## WORK ITEM
Your output should be one number, which is how many lines in the material contain "fermentum".
════════════════
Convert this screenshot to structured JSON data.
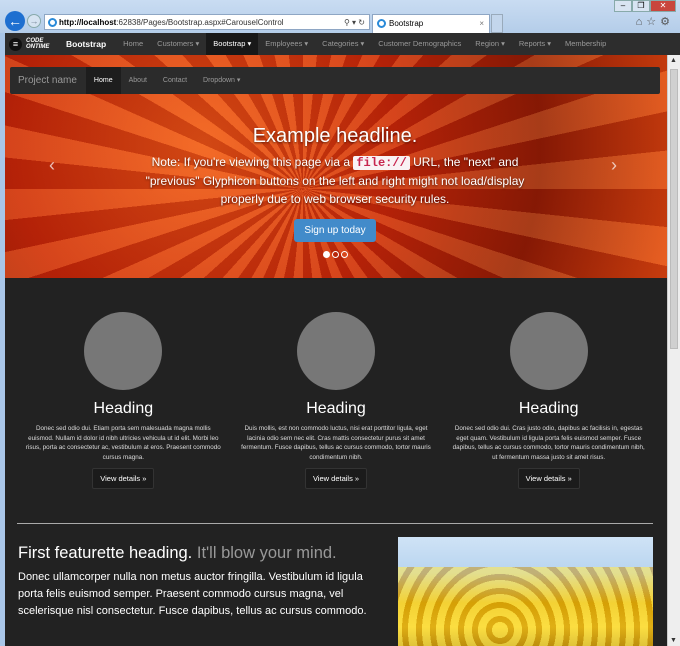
{
  "browser": {
    "url_host": "http://localhost",
    "url_rest": ":62838/Pages/Bootstrap.aspx#CarouselControl",
    "tab_title": "Bootstrap",
    "tab_close": "×",
    "addr_tools": "⚲ ▾ ↻",
    "right_icons": "⌂☆⚙",
    "win": [
      "–",
      "❐",
      "✕"
    ]
  },
  "appnav": {
    "logo": "CODE ONTIME",
    "brand": "Bootstrap",
    "items": [
      "Home",
      "Customers ▾",
      "Bootstrap ▾",
      "Employees ▾",
      "Categories ▾",
      "Customer Demographics",
      "Region ▾",
      "Reports ▾",
      "Membership"
    ]
  },
  "projectnav": {
    "name": "Project name",
    "items": [
      "Home",
      "About",
      "Contact",
      "Dropdown ▾"
    ]
  },
  "carousel": {
    "headline": "Example headline.",
    "note_before": "Note: If you're viewing this page via a ",
    "code": "file://",
    "note_after": " URL, the \"next\" and \"previous\" Glyphicon buttons on the left and right might not load/display properly due to web browser security rules.",
    "button": "Sign up today",
    "prev": "‹",
    "next": "›"
  },
  "columns": [
    {
      "heading": "Heading",
      "text": "Donec sed odio dui. Etiam porta sem malesuada magna mollis euismod. Nullam id dolor id nibh ultricies vehicula ut id elit. Morbi leo risus, porta ac consectetur ac, vestibulum at eros. Praesent commodo cursus magna.",
      "button": "View details »"
    },
    {
      "heading": "Heading",
      "text": "Duis mollis, est non commodo luctus, nisi erat porttitor ligula, eget lacinia odio sem nec elit. Cras mattis consectetur purus sit amet fermentum. Fusce dapibus, tellus ac cursus commodo, tortor mauris condimentum nibh.",
      "button": "View details »"
    },
    {
      "heading": "Heading",
      "text": "Donec sed odio dui. Cras justo odio, dapibus ac facilisis in, egestas eget quam. Vestibulum id ligula porta felis euismod semper. Fusce dapibus, tellus ac cursus commodo, tortor mauris condimentum nibh, ut fermentum massa justo sit amet risus.",
      "button": "View details »"
    }
  ],
  "featurette": {
    "heading": "First featurette heading.",
    "muted": "It'll blow your mind.",
    "text": "Donec ullamcorper nulla non metus auctor fringilla. Vestibulum id ligula porta felis euismod semper. Praesent commodo cursus magna, vel scelerisque nisl consectetur. Fusce dapibus, tellus ac cursus commodo."
  }
}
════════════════
## EXERCISE SOLUTION
2